Traditionally the goal of yoga is to quiet the mind and stop the mental chatter – called ‘chitta’ in Sanskrit. And then there is the meditation mania gripping our griping masses. There are many myths and misconceptions about meditation making people believe that it is nothing but a difficult spiritual practice involving sitting for lengthy amounts of time in uncomfortable positions with the end goal being to create complete emptiness in the mind. (There are people that argue that emptying a bottle of wine seated comfortable in that armchair pretty much does the same).The goal, however, of all forms of meditation is not to stop the mind but to shift our focus. This in turn effectively balances our emotions especially in trying times. While we find quiet corners to understand and throw some light on the present situation, the world is awakening to a spiritual revival painted with stokes of bold contemplation and inner exploration.

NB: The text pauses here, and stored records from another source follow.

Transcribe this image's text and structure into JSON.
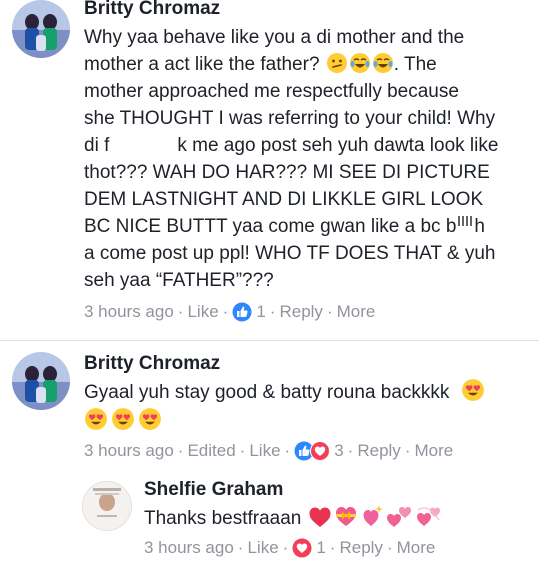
{
  "comments": [
    {
      "author": "Britty Chromaz",
      "lines": [
        "Why yaa behave like you a di mother and the",
        "mother a act like the father?",
        ". The",
        "mother approached me respectfully because",
        "she THOUGHT I was referring to your child! Why",
        "di f",
        "k me ago post seh yuh dawta look like",
        "thot??? WAH DO HAR??? MI SEE DI PICTURE",
        "DEM LASTNIGHT AND DI LIKKLE GIRL LOOK",
        "BC NICE BUTTT yaa come gwan like a bc b",
        "h",
        "a come post up ppl! WHO TF DOES THAT & yuh",
        "seh yaa “FATHER”???"
      ],
      "time": "3 hours ago",
      "like": "Like",
      "reaction_count": "1",
      "reply": "Reply",
      "more": "More"
    },
    {
      "author": "Britty Chromaz",
      "text": "Gyaal yuh stay good & batty rouna backkkk",
      "time": "3 hours ago",
      "edited": "Edited",
      "like": "Like",
      "reaction_count": "3",
      "reply": "Reply",
      "more": "More"
    },
    {
      "author": "Shelfie Graham",
      "text": "Thanks bestfraaan",
      "time": "3 hours ago",
      "like": "Like",
      "reaction_count": "1",
      "reply": "Reply",
      "more": "More"
    }
  ],
  "colors": {
    "name": "#1d2129",
    "meta": "#90949c",
    "like_blue": "#2d88ff",
    "love_red": "#f33e58",
    "emoji_yellow": "#ffcc33"
  }
}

Never before have we been afforded this luxury of time, space and contemplation while gripped in the clutches of the worst tragedy the world has seen in centuries. It’s making believers of the sceptics, conformers of rebels. Our eyes are turning inward; our vision is clearing with the veil of materialism peeling away. The shift from ‘what I want’ to ‘what I need’, in the last couple of months, has been radical. The virus, unlike any predated calamity, has hijacked the global community; we are a generation of young people seemed likely to be the most religiously unaffiliated generation. Respect for it had diminished in almost ever corner of modern life. But for the first time we are moving from our quest of economic and material pursuits to promoting and ensuring the welfare and wellness of communities and societies at large.
Finding meaning to life in general, our place in the world, the role we play, questions floating around in our time compressed lives, now find the quiet that was needed in our journeys to enlighten, explore and discover all that for ourselves. While we cohesively knit the various components of our existence back into a semblance of balance, tuning into ourselves weaving with the universe at large, maybe the amazement of finding simplicity in these seemingly complex queries may change our perspectives and guide us to a path of conscious empowerment from within.
Searching for meaning, soul searching, both personal and collective, is especially important if we are to emerge from this tragedy stronger. Maybe, in its shadow we have arisen gentler, kinder, fairer, and more humane. Maybe finding your corner in the world on that yoga mat may lead you to discover your place in the world and all this ‘meaning –making’ may unfurl truths you knew but failed to recognise, like old friends in the guise of strangers. Maybe the hunger for understanding, as you sit quietly with open hands, palms turned upwards indicates your acceptance of all that you were meant to be in the stillness of calm and balance of life.